Stored data:
====================
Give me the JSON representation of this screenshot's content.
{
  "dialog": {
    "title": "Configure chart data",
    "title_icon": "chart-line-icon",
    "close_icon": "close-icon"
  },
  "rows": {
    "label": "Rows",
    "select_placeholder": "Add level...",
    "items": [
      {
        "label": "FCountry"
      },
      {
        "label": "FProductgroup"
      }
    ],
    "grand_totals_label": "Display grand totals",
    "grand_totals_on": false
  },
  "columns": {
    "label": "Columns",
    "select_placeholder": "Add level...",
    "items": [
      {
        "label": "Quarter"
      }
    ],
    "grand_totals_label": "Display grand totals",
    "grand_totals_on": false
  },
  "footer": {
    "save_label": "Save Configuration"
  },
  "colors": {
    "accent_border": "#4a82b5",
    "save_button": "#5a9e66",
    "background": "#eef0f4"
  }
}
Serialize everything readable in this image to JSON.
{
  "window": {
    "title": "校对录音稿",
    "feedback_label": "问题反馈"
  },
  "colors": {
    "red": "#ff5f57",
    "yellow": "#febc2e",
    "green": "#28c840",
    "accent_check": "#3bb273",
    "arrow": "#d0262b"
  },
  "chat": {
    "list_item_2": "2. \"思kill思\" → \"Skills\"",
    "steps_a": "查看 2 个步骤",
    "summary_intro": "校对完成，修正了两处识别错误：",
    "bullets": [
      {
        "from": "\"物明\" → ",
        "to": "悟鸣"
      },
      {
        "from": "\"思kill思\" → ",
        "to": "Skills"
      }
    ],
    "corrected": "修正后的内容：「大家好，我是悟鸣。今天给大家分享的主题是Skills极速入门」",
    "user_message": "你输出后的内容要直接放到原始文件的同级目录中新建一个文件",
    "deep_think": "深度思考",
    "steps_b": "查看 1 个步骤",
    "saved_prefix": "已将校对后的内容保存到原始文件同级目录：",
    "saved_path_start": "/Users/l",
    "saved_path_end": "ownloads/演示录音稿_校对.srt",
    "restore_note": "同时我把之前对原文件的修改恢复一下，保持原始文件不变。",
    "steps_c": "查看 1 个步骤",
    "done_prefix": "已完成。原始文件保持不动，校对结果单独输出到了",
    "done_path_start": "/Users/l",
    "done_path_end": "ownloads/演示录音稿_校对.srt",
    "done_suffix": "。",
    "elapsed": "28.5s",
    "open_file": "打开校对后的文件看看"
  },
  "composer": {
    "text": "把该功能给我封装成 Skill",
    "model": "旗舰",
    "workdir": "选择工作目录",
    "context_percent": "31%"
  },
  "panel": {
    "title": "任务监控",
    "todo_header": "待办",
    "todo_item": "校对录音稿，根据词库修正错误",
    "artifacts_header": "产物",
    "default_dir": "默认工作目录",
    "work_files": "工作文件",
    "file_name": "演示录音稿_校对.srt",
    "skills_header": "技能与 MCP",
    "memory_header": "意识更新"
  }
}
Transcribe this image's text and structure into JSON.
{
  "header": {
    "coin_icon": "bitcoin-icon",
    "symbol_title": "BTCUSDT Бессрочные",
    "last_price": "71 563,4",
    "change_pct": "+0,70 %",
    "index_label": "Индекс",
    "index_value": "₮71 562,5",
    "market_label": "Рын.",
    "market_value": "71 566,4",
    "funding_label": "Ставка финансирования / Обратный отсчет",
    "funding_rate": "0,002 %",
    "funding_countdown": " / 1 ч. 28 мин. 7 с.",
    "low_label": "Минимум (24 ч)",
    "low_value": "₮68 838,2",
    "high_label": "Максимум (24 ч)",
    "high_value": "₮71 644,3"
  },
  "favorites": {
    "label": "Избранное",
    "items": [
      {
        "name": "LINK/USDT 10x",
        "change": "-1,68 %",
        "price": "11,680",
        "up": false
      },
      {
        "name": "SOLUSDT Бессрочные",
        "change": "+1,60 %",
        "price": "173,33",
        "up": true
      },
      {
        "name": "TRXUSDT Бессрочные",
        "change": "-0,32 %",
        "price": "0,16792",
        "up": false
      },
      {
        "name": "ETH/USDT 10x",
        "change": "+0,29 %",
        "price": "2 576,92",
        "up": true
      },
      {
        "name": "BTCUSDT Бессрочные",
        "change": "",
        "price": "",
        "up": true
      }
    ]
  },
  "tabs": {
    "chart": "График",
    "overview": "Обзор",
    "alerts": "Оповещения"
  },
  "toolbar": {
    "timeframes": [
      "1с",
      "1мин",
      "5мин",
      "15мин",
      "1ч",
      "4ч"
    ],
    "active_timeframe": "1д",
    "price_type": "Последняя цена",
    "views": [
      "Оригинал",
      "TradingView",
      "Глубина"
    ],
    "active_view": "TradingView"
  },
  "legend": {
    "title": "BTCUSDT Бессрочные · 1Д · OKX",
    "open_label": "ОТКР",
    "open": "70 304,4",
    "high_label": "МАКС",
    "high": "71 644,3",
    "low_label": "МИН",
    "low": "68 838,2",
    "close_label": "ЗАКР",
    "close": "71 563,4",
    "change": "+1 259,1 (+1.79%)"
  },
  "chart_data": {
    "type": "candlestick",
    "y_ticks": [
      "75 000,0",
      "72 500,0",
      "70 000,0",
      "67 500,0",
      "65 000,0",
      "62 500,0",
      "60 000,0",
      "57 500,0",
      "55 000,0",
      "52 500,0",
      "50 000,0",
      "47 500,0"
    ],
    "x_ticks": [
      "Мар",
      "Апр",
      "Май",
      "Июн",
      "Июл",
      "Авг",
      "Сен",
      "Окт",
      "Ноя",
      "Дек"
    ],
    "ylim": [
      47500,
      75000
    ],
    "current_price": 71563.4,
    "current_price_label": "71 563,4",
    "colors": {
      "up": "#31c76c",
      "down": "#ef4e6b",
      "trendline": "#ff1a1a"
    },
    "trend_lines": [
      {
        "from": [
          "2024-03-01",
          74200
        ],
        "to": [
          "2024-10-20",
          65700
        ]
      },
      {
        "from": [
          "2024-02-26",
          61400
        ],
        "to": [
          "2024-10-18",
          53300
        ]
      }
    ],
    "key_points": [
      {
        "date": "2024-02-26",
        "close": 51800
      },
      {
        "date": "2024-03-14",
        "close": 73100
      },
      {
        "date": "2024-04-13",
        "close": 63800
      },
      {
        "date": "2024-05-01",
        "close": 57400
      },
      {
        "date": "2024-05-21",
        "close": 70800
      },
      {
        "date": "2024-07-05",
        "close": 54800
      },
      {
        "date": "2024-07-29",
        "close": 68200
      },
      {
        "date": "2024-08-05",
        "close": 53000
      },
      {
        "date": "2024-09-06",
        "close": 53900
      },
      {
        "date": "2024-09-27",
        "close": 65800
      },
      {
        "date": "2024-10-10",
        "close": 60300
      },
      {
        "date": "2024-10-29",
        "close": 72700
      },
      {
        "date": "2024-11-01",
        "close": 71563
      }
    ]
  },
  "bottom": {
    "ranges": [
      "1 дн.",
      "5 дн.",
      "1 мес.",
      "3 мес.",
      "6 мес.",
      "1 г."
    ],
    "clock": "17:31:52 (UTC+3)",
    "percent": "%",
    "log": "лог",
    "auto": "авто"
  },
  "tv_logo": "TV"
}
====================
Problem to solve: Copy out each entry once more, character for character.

Written answer:
Give me the JSON representation of this screenshot's content.
{
  "dialog": {
    "title": "Configure chart data",
    "title_icon": "chart-line-icon",
    "close_icon": "close-icon"
  },
  "rows": {
    "label": "Rows",
    "select_placeholder": "Add level...",
    "items": [
      {
        "label": "FCountry"
      },
      {
        "label": "FProductgroup"
      }
    ],
    "grand_totals_label": "Display grand totals",
    "grand_totals_on": false
  },
  "columns": {
    "label": "Columns",
    "select_placeholder": "Add level...",
    "items": [
      {
        "label": "Quarter"
      }
    ],
    "grand_totals_label": "Display grand totals",
    "grand_totals_on": false
  },
  "footer": {
    "save_label": "Save Configuration"
  },
  "colors": {
    "accent_border": "#4a82b5",
    "save_button": "#5a9e66",
    "background": "#eef0f4"
  }
}
Serialize everything readable in this image to JSON.
{
  "window": {
    "title": "校对录音稿",
    "feedback_label": "问题反馈"
  },
  "colors": {
    "red": "#ff5f57",
    "yellow": "#febc2e",
    "green": "#28c840",
    "accent_check": "#3bb273",
    "arrow": "#d0262b"
  },
  "chat": {
    "list_item_2": "2. \"思kill思\" → \"Skills\"",
    "steps_a": "查看 2 个步骤",
    "summary_intro": "校对完成，修正了两处识别错误：",
    "bullets": [
      {
        "from": "\"物明\" → ",
        "to": "悟鸣"
      },
      {
        "from": "\"思kill思\" → ",
        "to": "Skills"
      }
    ],
    "corrected": "修正后的内容：「大家好，我是悟鸣。今天给大家分享的主题是Skills极速入门」",
    "user_message": "你输出后的内容要直接放到原始文件的同级目录中新建一个文件",
    "deep_think": "深度思考",
    "steps_b": "查看 1 个步骤",
    "saved_prefix": "已将校对后的内容保存到原始文件同级目录：",
    "saved_path_start": "/Users/l",
    "saved_path_end": "ownloads/演示录音稿_校对.srt",
    "restore_note": "同时我把之前对原文件的修改恢复一下，保持原始文件不变。",
    "steps_c": "查看 1 个步骤",
    "done_prefix": "已完成。原始文件保持不动，校对结果单独输出到了",
    "done_path_start": "/Users/l",
    "done_path_end": "ownloads/演示录音稿_校对.srt",
    "done_suffix": "。",
    "elapsed": "28.5s",
    "open_file": "打开校对后的文件看看"
  },
  "composer": {
    "text": "把该功能给我封装成 Skill",
    "model": "旗舰",
    "workdir": "选择工作目录",
    "context_percent": "31%"
  },
  "panel": {
    "title": "任务监控",
    "todo_header": "待办",
    "todo_item": "校对录音稿，根据词库修正错误",
    "artifacts_header": "产物",
    "default_dir": "默认工作目录",
    "work_files": "工作文件",
    "file_name": "演示录音稿_校对.srt",
    "skills_header": "技能与 MCP",
    "memory_header": "意识更新"
  }
}
Transcribe this image's text and structure into JSON.
{
  "header": {
    "coin_icon": "bitcoin-icon",
    "symbol_title": "BTCUSDT Бессрочные",
    "last_price": "71 563,4",
    "change_pct": "+0,70 %",
    "index_label": "Индекс",
    "index_value": "₮71 562,5",
    "market_label": "Рын.",
    "market_value": "71 566,4",
    "funding_label": "Ставка финансирования / Обратный отсчет",
    "funding_rate": "0,002 %",
    "funding_countdown": " / 1 ч. 28 мин. 7 с.",
    "low_label": "Минимум (24 ч)",
    "low_value": "₮68 838,2",
    "high_label": "Максимум (24 ч)",
    "high_value": "₮71 644,3"
  },
  "favorites": {
    "label": "Избранное",
    "items": [
      {
        "name": "LINK/USDT 10x",
        "change": "-1,68 %",
        "price": "11,680",
        "up": false
      },
      {
        "name": "SOLUSDT Бессрочные",
        "change": "+1,60 %",
        "price": "173,33",
        "up": true
      },
      {
        "name": "TRXUSDT Бессрочные",
        "change": "-0,32 %",
        "price": "0,16792",
        "up": false
      },
      {
        "name": "ETH/USDT 10x",
        "change": "+0,29 %",
        "price": "2 576,92",
        "up": true
      },
      {
        "name": "BTCUSDT Бессрочные",
        "change": "",
        "price": "",
        "up": true
      }
    ]
  },
  "tabs": {
    "chart": "График",
    "overview": "Обзор",
    "alerts": "Оповещения"
  },
  "toolbar": {
    "timeframes": [
      "1с",
      "1мин",
      "5мин",
      "15мин",
      "1ч",
      "4ч"
    ],
    "active_timeframe": "1д",
    "price_type": "Последняя цена",
    "views": [
      "Оригинал",
      "TradingView",
      "Глубина"
    ],
    "active_view": "TradingView"
  },
  "legend": {
    "title": "BTCUSDT Бессрочные · 1Д · OKX",
    "open_label": "ОТКР",
    "open": "70 304,4",
    "high_label": "МАКС",
    "high": "71 644,3",
    "low_label": "МИН",
    "low": "68 838,2",
    "close_label": "ЗАКР",
    "close": "71 563,4",
    "change": "+1 259,1 (+1.79%)"
  },
  "chart_data": {
    "type": "candlestick",
    "y_ticks": [
      "75 000,0",
      "72 500,0",
      "70 000,0",
      "67 500,0",
      "65 000,0",
      "62 500,0",
      "60 000,0",
      "57 500,0",
      "55 000,0",
      "52 500,0",
      "50 000,0",
      "47 500,0"
    ],
    "x_ticks": [
      "Мар",
      "Апр",
      "Май",
      "Июн",
      "Июл",
      "Авг",
      "Сен",
      "Окт",
      "Ноя",
      "Дек"
    ],
    "ylim": [
      47500,
      75000
    ],
    "current_price": 71563.4,
    "current_price_label": "71 563,4",
    "colors": {
      "up": "#31c76c",
      "down": "#ef4e6b",
      "trendline": "#ff1a1a"
    },
    "trend_lines": [
      {
        "from": [
          "2024-03-01",
          74200
        ],
        "to": [
          "2024-10-20",
          65700
        ]
      },
      {
        "from": [
          "2024-02-26",
          61400
        ],
        "to": [
          "2024-10-18",
          53300
        ]
      }
    ],
    "key_points": [
      {
        "date": "2024-02-26",
        "close": 51800
      },
      {
        "date": "2024-03-14",
        "close": 73100
      },
      {
        "date": "2024-04-13",
        "close": 63800
      },
      {
        "date": "2024-05-01",
        "close": 57400
      },
      {
        "date": "2024-05-21",
        "close": 70800
      },
      {
        "date": "2024-07-05",
        "close": 54800
      },
      {
        "date": "2024-07-29",
        "close": 68200
      },
      {
        "date": "2024-08-05",
        "close": 53000
      },
      {
        "date": "2024-09-06",
        "close": 53900
      },
      {
        "date": "2024-09-27",
        "close": 65800
      },
      {
        "date": "2024-10-10",
        "close": 60300
      },
      {
        "date": "2024-10-29",
        "close": 72700
      },
      {
        "date": "2024-11-01",
        "close": 71563
      }
    ]
  },
  "bottom": {
    "ranges": [
      "1 дн.",
      "5 дн.",
      "1 мес.",
      "3 мес.",
      "6 мес.",
      "1 г."
    ],
    "clock": "17:31:52 (UTC+3)",
    "percent": "%",
    "log": "лог",
    "auto": "авто"
  },
  "tv_logo": "TV"
}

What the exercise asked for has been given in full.